Could Doyle’s recollection over the years have transposed an ‘A’ for an ‘I’?  And in any event, why would there be a ‘brass plaque’ with the name Athacia or Ithaca of another large motor cruiser, in the engine room of Yarroma?  As I pondered the possibilities, it struck me, the vessel in the advertisement I was looking at was familiar.  I quickly found another advertisement that included Yarroma.  It was in the very same edition of the magazine.  It was certainly a different photograph, but both vessels were the same - exactly the same in every detail!  



The International Power Boat and Aquatic Monthly – Feb. 1940, (W L Holmes Advertisement).


With some more searching, I found Ithaca had been launched a few months before Yarroma to the same owner – Philip Bevan! (511)



A CHEERY PARTY which watched the launching of Mr. Philip Bevan’s new motor yacht Ithaca, at Holmes’ Boat shed, McMahon’s Point, yesterday.  Mrs. Bevan (third from left) endeavoured to break a bottle of champagne over the bows in the traditional manner – but missed.  Also in the picture:  Misses Marjorie Nall (left), Mayvery Bevan, Lieut.-Commander J. C. Morrow, Miss Ann Bevan.


For me, it was unbelievable there could be two advertisements in the same edition of a magazine, with photographs of the same vessel, but with two names – Ithaca and Yarroma.  It also seemed unbelievable Ithaca had been launched on 27 June 1939, followed a few months later on 24 September 1939 by Yarroma! (512)  Whilst the launch of Ithaca was reported in the media, (513) there was no mention of the later launch of Yarroma in any media.


I was left wondering, why Bevan would want to own two luxury motor cruisers, that appeared from the photographs, to be exactly the same, and launched within three months of each other?

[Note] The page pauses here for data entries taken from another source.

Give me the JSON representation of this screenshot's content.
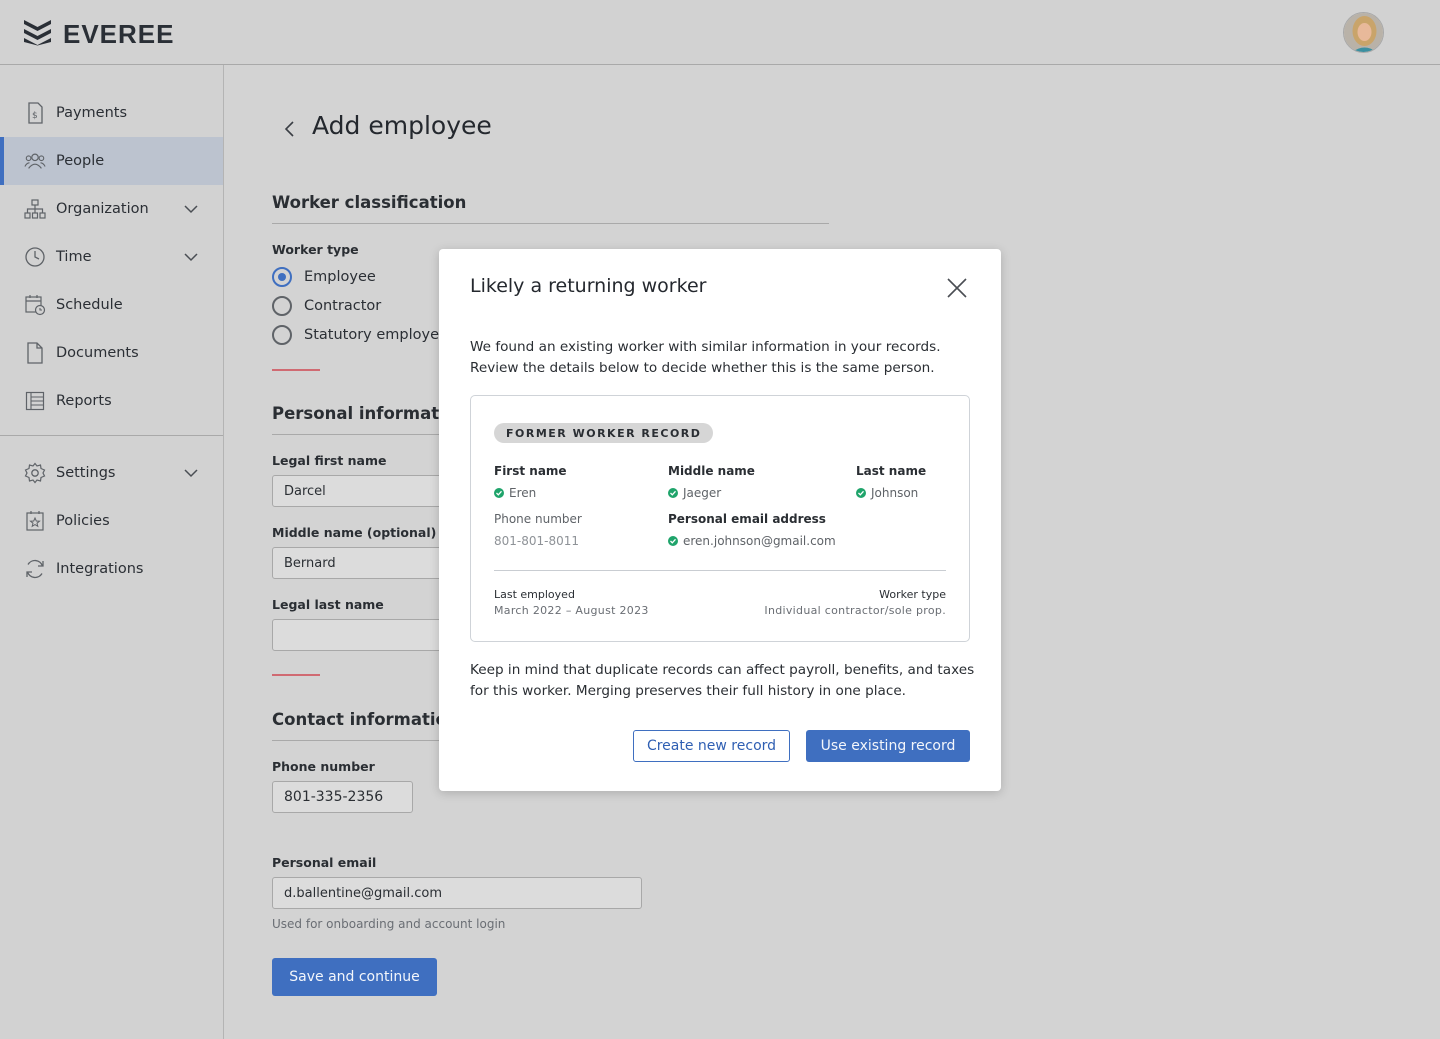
{
  "app": {
    "logo_text": "EVEREE"
  },
  "sidebar": {
    "items": [
      {
        "label": "Payments"
      },
      {
        "label": "People"
      },
      {
        "label": "Organization"
      },
      {
        "label": "Time"
      },
      {
        "label": "Schedule"
      },
      {
        "label": "Documents"
      },
      {
        "label": "Reports"
      },
      {
        "label": "Settings"
      },
      {
        "label": "Policies"
      },
      {
        "label": "Integrations"
      }
    ]
  },
  "page": {
    "title": "Add employee",
    "worker_classification": {
      "title": "Worker classification",
      "worker_type_label": "Worker type",
      "options": [
        "Employee",
        "Contractor",
        "Statutory employee"
      ],
      "selected": "Employee"
    },
    "personal_information": {
      "title": "Personal information",
      "first_name_label": "Legal first name",
      "first_name_value": "Darcel",
      "middle_name_label": "Middle name (optional)",
      "middle_name_value": "Bernard",
      "last_name_label": "Legal last name",
      "last_name_value": ""
    },
    "contact_information": {
      "title": "Contact information",
      "phone_label": "Phone number",
      "phone_value": "801-335-2356",
      "email_label": "Personal email",
      "email_value": "d.ballentine@gmail.com",
      "email_helper": "Used for onboarding and account login"
    },
    "save_label": "Save and continue"
  },
  "modal": {
    "title": "Likely a returning worker",
    "intro": "We found an existing worker with similar information in your records. Review the details below to decide whether this is the same person.",
    "record": {
      "tag": "FORMER WORKER RECORD",
      "first_name_label": "First name",
      "first_name": "Eren",
      "middle_name_label": "Middle name",
      "middle_name": "Jaeger",
      "last_name_label": "Last name",
      "last_name": "Johnson",
      "phone_label": "Phone number",
      "phone": "801-801-8011",
      "email_label": "Personal email address",
      "email": "eren.johnson@gmail.com",
      "last_employed_label": "Last employed",
      "last_employed": "March 2022 – August 2023",
      "worker_type_label": "Worker type",
      "worker_type": "Individual contractor/sole prop."
    },
    "warning": "Keep in mind that duplicate records can affect payroll, benefits, and taxes for this worker. Merging preserves their full history in one place.",
    "create_label": "Create new record",
    "use_existing_label": "Use existing record"
  },
  "colors": {
    "accent": "#3f6fc0",
    "match_check": "#1fa46b",
    "section_underline": "#d06a72"
  }
}
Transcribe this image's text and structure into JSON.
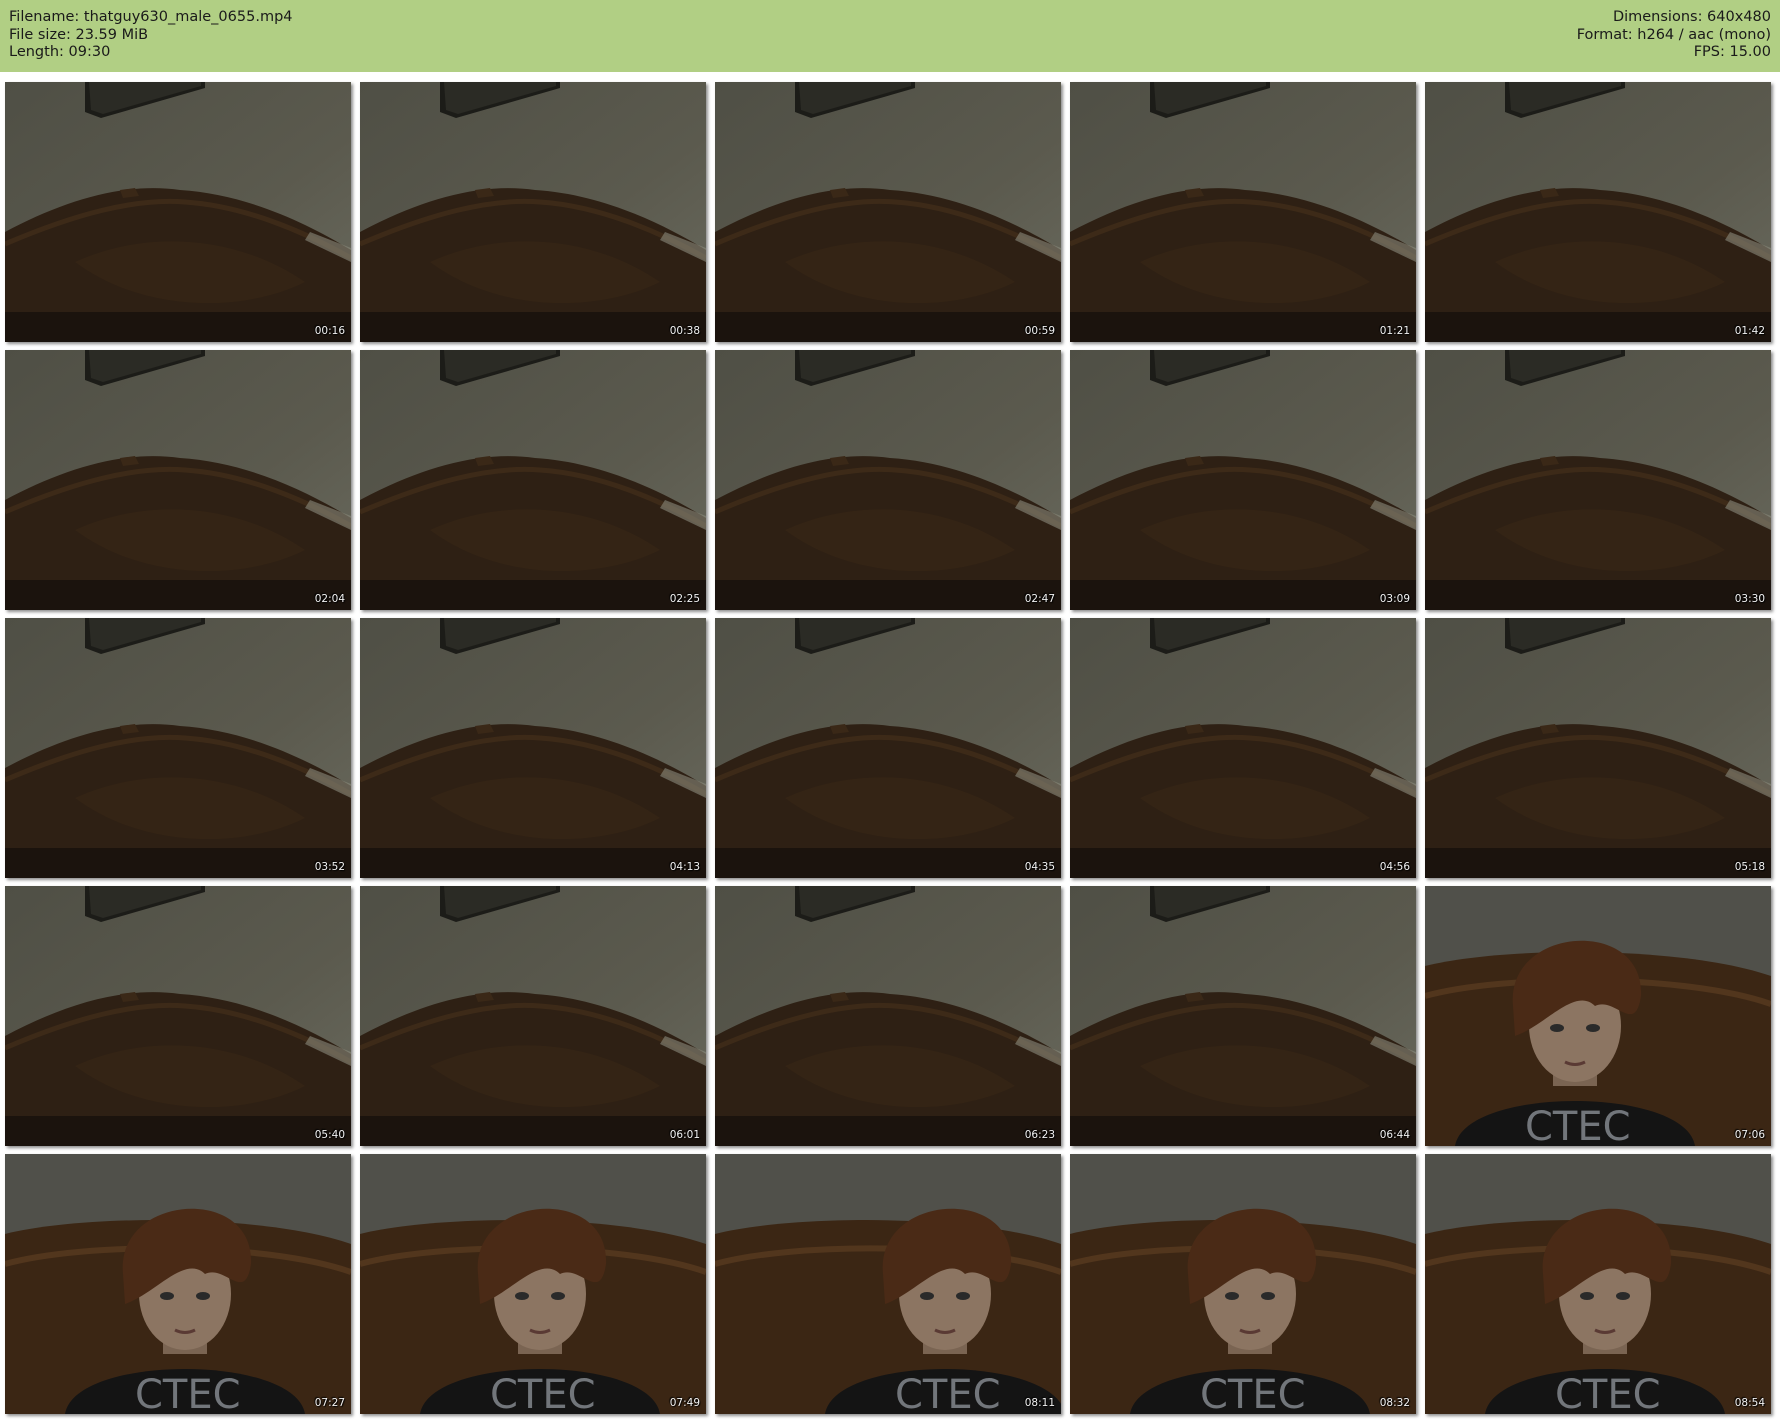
{
  "header": {
    "filename_line": "Filename: thatguy630_male_0655.mp4",
    "filesize_line": "File size: 23.59 MiB",
    "length_line": "Length: 09:30",
    "dimensions_line": "Dimensions: 640x480",
    "format_line": "Format: h264 / aac (mono)",
    "fps_line": "FPS: 15.00"
  },
  "colors": {
    "header_bg": "#b1cf84",
    "wall": "#5b5a4e",
    "headboard": "#2e2014",
    "hair": "#4a2a16",
    "shirt": "#141414"
  },
  "thumbnails": [
    {
      "time": "00:16",
      "scene": "empty-room"
    },
    {
      "time": "00:38",
      "scene": "empty-room"
    },
    {
      "time": "00:59",
      "scene": "empty-room"
    },
    {
      "time": "01:21",
      "scene": "empty-room"
    },
    {
      "time": "01:42",
      "scene": "empty-room"
    },
    {
      "time": "02:04",
      "scene": "empty-room"
    },
    {
      "time": "02:25",
      "scene": "empty-room"
    },
    {
      "time": "02:47",
      "scene": "empty-room"
    },
    {
      "time": "03:09",
      "scene": "empty-room"
    },
    {
      "time": "03:30",
      "scene": "empty-room"
    },
    {
      "time": "03:52",
      "scene": "empty-room"
    },
    {
      "time": "04:13",
      "scene": "empty-room"
    },
    {
      "time": "04:35",
      "scene": "empty-room"
    },
    {
      "time": "04:56",
      "scene": "empty-room"
    },
    {
      "time": "05:18",
      "scene": "empty-room"
    },
    {
      "time": "05:40",
      "scene": "empty-room"
    },
    {
      "time": "06:01",
      "scene": "empty-room"
    },
    {
      "time": "06:23",
      "scene": "empty-room"
    },
    {
      "time": "06:44",
      "scene": "empty-room"
    },
    {
      "time": "07:06",
      "scene": "person"
    },
    {
      "time": "07:27",
      "scene": "person"
    },
    {
      "time": "07:49",
      "scene": "person"
    },
    {
      "time": "08:11",
      "scene": "person"
    },
    {
      "time": "08:32",
      "scene": "person"
    },
    {
      "time": "08:54",
      "scene": "person"
    }
  ]
}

I wondered if the vessel the Navy acquired had not been Yarroma, but was Ithaca, and for some reason, the Holmes shipyard had renamed her, or perhaps done a ‘switcharoo’ – a swap – but had forgotten to remove the brass identification plate found by Doyle and the Garden Island dockyard staff?  


Or perhaps if there really was only one vessel and Ithaca had been renamed, that would not explain why Bevan had told the Navy, Yarroma had been launched in September 1939 when the newspaper confirmed the earlier launch of Ithaca?


Certainly a mystery, yet to be resolved!

510 See Footnote 14.

511 The Daily Telegraph (Sydney), 28 June 1939, p.12

512 Letter dated 22 September 1941, signed by Philip Bevan in NAA: MP138/1, 603/246/5464: Yarroma, Purchaser Std Vacuum Oil Co

513 The Daily Telegraph (Sydney), 28 June 1939, p.12